Extracted records:
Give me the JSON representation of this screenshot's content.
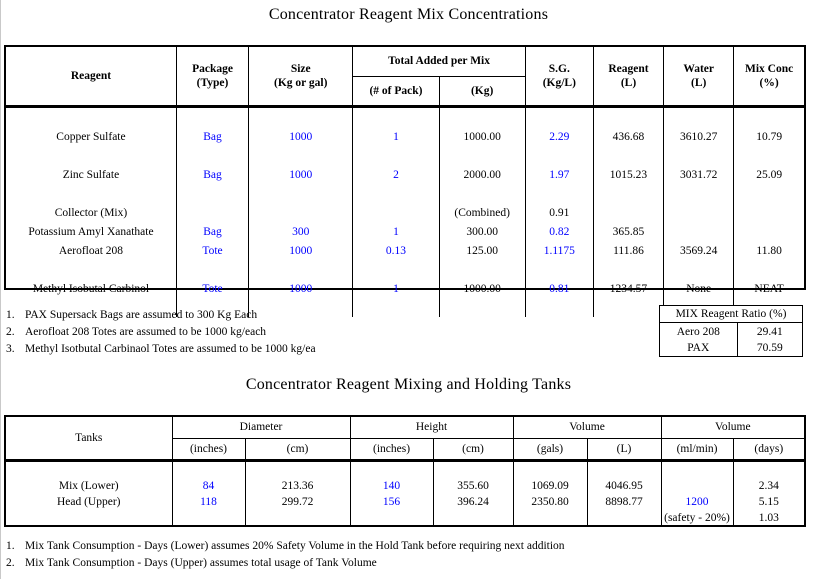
{
  "document": {
    "title_1": "Concentrator Reagent Mix Concentrations",
    "title_2": "Concentrator Reagent Mixing and Holding Tanks",
    "accent_blue": "#0000FF",
    "text_black": "#000000"
  },
  "table1": {
    "headers": {
      "reagent": "Reagent",
      "package": "Package",
      "package_unit": "(Type)",
      "size": "Size",
      "size_unit": "(Kg or gal)",
      "total_added": "Total Added per Mix",
      "total_added_pack": "(# of Pack)",
      "total_added_kg": "(Kg)",
      "sg": "S.G.",
      "sg_unit": "(Kg/L)",
      "reagent_vol": "Reagent",
      "reagent_vol_unit": "(L)",
      "water": "Water",
      "water_unit": "(L)",
      "mix_conc": "Mix Conc",
      "mix_conc_unit": "(%)"
    },
    "rows": [
      {
        "reagent": "Copper Sulfate",
        "package": "Bag",
        "size": "1000",
        "pack_count": "1",
        "kg": "1000.00",
        "sg": "2.29",
        "reagent_l": "436.68",
        "water_l": "3610.27",
        "mix_conc": "10.79"
      },
      {
        "reagent": "Zinc Sulfate",
        "package": "Bag",
        "size": "1000",
        "pack_count": "2",
        "kg": "2000.00",
        "sg": "1.97",
        "reagent_l": "1015.23",
        "water_l": "3031.72",
        "mix_conc": "25.09"
      },
      {
        "reagent": "Collector (Mix)",
        "package": "",
        "size": "",
        "pack_count": "",
        "kg": "(Combined)",
        "sg": "0.91",
        "reagent_l": "",
        "water_l": "",
        "mix_conc": ""
      },
      {
        "reagent": "Potassium Amyl Xanathate",
        "package": "Bag",
        "size": "300",
        "pack_count": "1",
        "kg": "300.00",
        "sg": "0.82",
        "reagent_l": "365.85",
        "water_l": "",
        "mix_conc": ""
      },
      {
        "reagent": "Aerofloat 208",
        "package": "Tote",
        "size": "1000",
        "pack_count": "0.13",
        "kg": "125.00",
        "sg": "1.1175",
        "reagent_l": "111.86",
        "water_l": "3569.24",
        "mix_conc": "11.80"
      },
      {
        "reagent": "Methyl Isobutal Carbinol",
        "package": "Tote",
        "size": "1000",
        "pack_count": "1",
        "kg": "1000.00",
        "sg": "0.81",
        "reagent_l": "1234.57",
        "water_l": "None",
        "mix_conc": "NEAT"
      }
    ]
  },
  "notes1": [
    {
      "num": "1.",
      "text": "PAX Supersack Bags are assumed to 300 Kg Each"
    },
    {
      "num": "2.",
      "text": "Aerofloat 208 Totes are assumed to be 1000 kg/each"
    },
    {
      "num": "3.",
      "text": "Methyl Isotbutal Carbinaol Totes are assumed to be 1000 kg/ea"
    }
  ],
  "ratio_table": {
    "header": "MIX Reagent Ratio (%)",
    "rows": [
      {
        "label": "Aero 208",
        "value": "29.41"
      },
      {
        "label": "PAX",
        "value": "70.59"
      }
    ]
  },
  "table2": {
    "headers": {
      "tanks": "Tanks",
      "diameter": "Diameter",
      "diameter_in": "(inches)",
      "diameter_cm": "(cm)",
      "height": "Height",
      "height_in": "(inches)",
      "height_cm": "(cm)",
      "volume_a": "Volume",
      "volume_gals": "(gals)",
      "volume_l": "(L)",
      "volume_b": "Volume",
      "volume_mlmin": "(ml/min)",
      "volume_days": "(days)"
    },
    "rows": [
      {
        "tank": "Mix (Lower)",
        "dia_in": "84",
        "dia_cm": "213.36",
        "hgt_in": "140",
        "hgt_cm": "355.60",
        "vol_gals": "1069.09",
        "vol_l": "4046.95",
        "ml_min": "",
        "days": "2.34"
      },
      {
        "tank": "Head  (Upper)",
        "dia_in": "118",
        "dia_cm": "299.72",
        "hgt_in": "156",
        "hgt_cm": "396.24",
        "vol_gals": "2350.80",
        "vol_l": "8898.77",
        "ml_min": "1200",
        "days": "5.15"
      },
      {
        "tank": "",
        "dia_in": "",
        "dia_cm": "",
        "hgt_in": "",
        "hgt_cm": "",
        "vol_gals": "",
        "vol_l": "",
        "ml_min": "(safety - 20%)",
        "days": "1.03"
      }
    ]
  },
  "notes2": [
    {
      "num": "1.",
      "text": "Mix Tank Consumption - Days (Lower) assumes 20% Safety Volume in the Hold Tank before requiring next addition"
    },
    {
      "num": "2.",
      "text": "Mix Tank Consumption - Days (Upper) assumes total usage of Tank Volume"
    }
  ]
}
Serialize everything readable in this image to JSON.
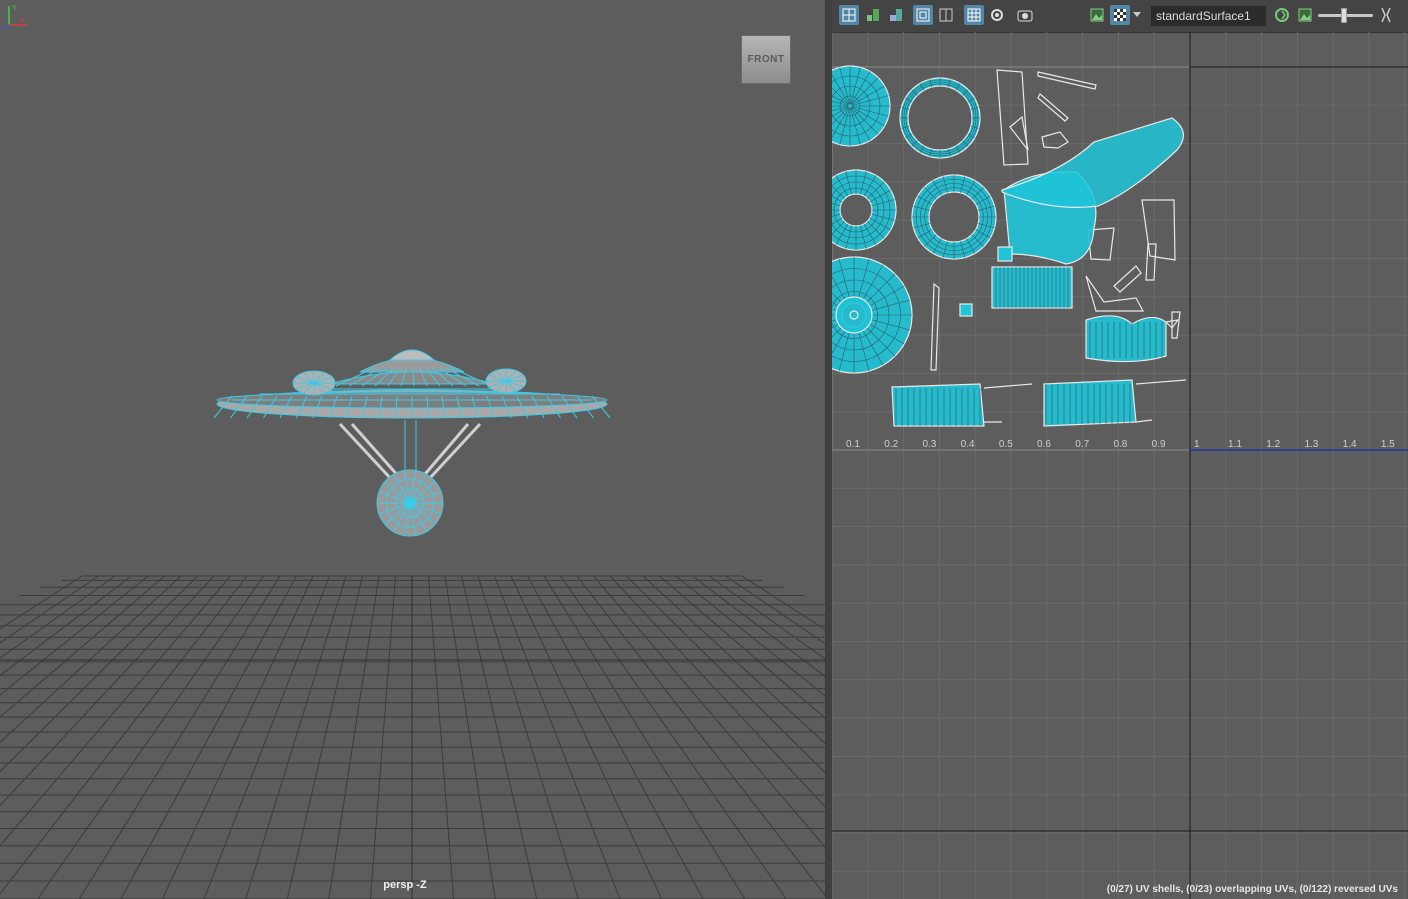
{
  "viewport": {
    "camera_label": "persp -Z",
    "viewcube_label": "FRONT",
    "axis_labels": {
      "x": "X",
      "y": "Y"
    },
    "wire_color": "#3ec9e6",
    "background_color": "#5d5d5d"
  },
  "uv_editor": {
    "toolbar": {
      "shader_name": "standardSurface1",
      "icons": [
        "uv-shell-icon",
        "distortion-icon",
        "texture-tile-icon",
        "wireframe-icon",
        "shaded-icon",
        "grid-icon",
        "pixel-snap-icon",
        "snapshot-icon",
        "image-display-icon",
        "checker-icon",
        "dropdown-arrow-icon",
        "update-psd-icon",
        "photo-icon",
        "exposure-slider",
        "gamma-icon"
      ],
      "exposure_value": 0.42
    },
    "u_axis_ticks": [
      "0.1",
      "0.2",
      "0.3",
      "0.4",
      "0.5",
      "0.6",
      "0.7",
      "0.8",
      "0.9",
      "1",
      "1.1",
      "1.2",
      "1.3",
      "1.4",
      "1.5"
    ],
    "status": "(0/27) UV shells, (0/23) overlapping UVs, (0/122) reversed UVs",
    "uv_color": "#1fc4d8"
  }
}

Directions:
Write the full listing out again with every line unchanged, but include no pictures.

Completed task:
Give me the JSON representation of this screenshot's content.
{
  "document": {
    "title_1": "Concentrator Reagent Mix Concentrations",
    "title_2": "Concentrator Reagent Mixing and Holding Tanks",
    "accent_blue": "#0000FF",
    "text_black": "#000000"
  },
  "table1": {
    "headers": {
      "reagent": "Reagent",
      "package": "Package",
      "package_unit": "(Type)",
      "size": "Size",
      "size_unit": "(Kg or gal)",
      "total_added": "Total Added per Mix",
      "total_added_pack": "(# of Pack)",
      "total_added_kg": "(Kg)",
      "sg": "S.G.",
      "sg_unit": "(Kg/L)",
      "reagent_vol": "Reagent",
      "reagent_vol_unit": "(L)",
      "water": "Water",
      "water_unit": "(L)",
      "mix_conc": "Mix Conc",
      "mix_conc_unit": "(%)"
    },
    "rows": [
      {
        "reagent": "Copper Sulfate",
        "package": "Bag",
        "size": "1000",
        "pack_count": "1",
        "kg": "1000.00",
        "sg": "2.29",
        "reagent_l": "436.68",
        "water_l": "3610.27",
        "mix_conc": "10.79"
      },
      {
        "reagent": "Zinc Sulfate",
        "package": "Bag",
        "size": "1000",
        "pack_count": "2",
        "kg": "2000.00",
        "sg": "1.97",
        "reagent_l": "1015.23",
        "water_l": "3031.72",
        "mix_conc": "25.09"
      },
      {
        "reagent": "Collector (Mix)",
        "package": "",
        "size": "",
        "pack_count": "",
        "kg": "(Combined)",
        "sg": "0.91",
        "reagent_l": "",
        "water_l": "",
        "mix_conc": ""
      },
      {
        "reagent": "Potassium Amyl Xanathate",
        "package": "Bag",
        "size": "300",
        "pack_count": "1",
        "kg": "300.00",
        "sg": "0.82",
        "reagent_l": "365.85",
        "water_l": "",
        "mix_conc": ""
      },
      {
        "reagent": "Aerofloat 208",
        "package": "Tote",
        "size": "1000",
        "pack_count": "0.13",
        "kg": "125.00",
        "sg": "1.1175",
        "reagent_l": "111.86",
        "water_l": "3569.24",
        "mix_conc": "11.80"
      },
      {
        "reagent": "Methyl Isobutal Carbinol",
        "package": "Tote",
        "size": "1000",
        "pack_count": "1",
        "kg": "1000.00",
        "sg": "0.81",
        "reagent_l": "1234.57",
        "water_l": "None",
        "mix_conc": "NEAT"
      }
    ]
  },
  "notes1": [
    {
      "num": "1.",
      "text": "PAX Supersack Bags are assumed to 300 Kg Each"
    },
    {
      "num": "2.",
      "text": "Aerofloat 208 Totes are assumed to be 1000 kg/each"
    },
    {
      "num": "3.",
      "text": "Methyl Isotbutal Carbinaol Totes are assumed to be 1000 kg/ea"
    }
  ],
  "ratio_table": {
    "header": "MIX Reagent Ratio (%)",
    "rows": [
      {
        "label": "Aero 208",
        "value": "29.41"
      },
      {
        "label": "PAX",
        "value": "70.59"
      }
    ]
  },
  "table2": {
    "headers": {
      "tanks": "Tanks",
      "diameter": "Diameter",
      "diameter_in": "(inches)",
      "diameter_cm": "(cm)",
      "height": "Height",
      "height_in": "(inches)",
      "height_cm": "(cm)",
      "volume_a": "Volume",
      "volume_gals": "(gals)",
      "volume_l": "(L)",
      "volume_b": "Volume",
      "volume_mlmin": "(ml/min)",
      "volume_days": "(days)"
    },
    "rows": [
      {
        "tank": "Mix (Lower)",
        "dia_in": "84",
        "dia_cm": "213.36",
        "hgt_in": "140",
        "hgt_cm": "355.60",
        "vol_gals": "1069.09",
        "vol_l": "4046.95",
        "ml_min": "",
        "days": "2.34"
      },
      {
        "tank": "Head  (Upper)",
        "dia_in": "118",
        "dia_cm": "299.72",
        "hgt_in": "156",
        "hgt_cm": "396.24",
        "vol_gals": "2350.80",
        "vol_l": "8898.77",
        "ml_min": "1200",
        "days": "5.15"
      },
      {
        "tank": "",
        "dia_in": "",
        "dia_cm": "",
        "hgt_in": "",
        "hgt_cm": "",
        "vol_gals": "",
        "vol_l": "",
        "ml_min": "(safety - 20%)",
        "days": "1.03"
      }
    ]
  },
  "notes2": [
    {
      "num": "1.",
      "text": "Mix Tank Consumption - Days (Lower) assumes 20% Safety Volume in the Hold Tank before requiring next addition"
    },
    {
      "num": "2.",
      "text": "Mix Tank Consumption - Days (Upper) assumes total usage of Tank Volume"
    }
  ]
}
Serialize everything readable in this image to JSON.
{
  "viewport": {
    "camera_label": "persp -Z",
    "viewcube_label": "FRONT",
    "axis_labels": {
      "x": "X",
      "y": "Y"
    },
    "wire_color": "#3ec9e6",
    "background_color": "#5d5d5d"
  },
  "uv_editor": {
    "toolbar": {
      "shader_name": "standardSurface1",
      "icons": [
        "uv-shell-icon",
        "distortion-icon",
        "texture-tile-icon",
        "wireframe-icon",
        "shaded-icon",
        "grid-icon",
        "pixel-snap-icon",
        "snapshot-icon",
        "image-display-icon",
        "checker-icon",
        "dropdown-arrow-icon",
        "update-psd-icon",
        "photo-icon",
        "exposure-slider",
        "gamma-icon"
      ],
      "exposure_value": 0.42
    },
    "u_axis_ticks": [
      "0.1",
      "0.2",
      "0.3",
      "0.4",
      "0.5",
      "0.6",
      "0.7",
      "0.8",
      "0.9",
      "1",
      "1.1",
      "1.2",
      "1.3",
      "1.4",
      "1.5"
    ],
    "status": "(0/27) UV shells, (0/23) overlapping UVs, (0/122) reversed UVs",
    "uv_color": "#1fc4d8"
  }
}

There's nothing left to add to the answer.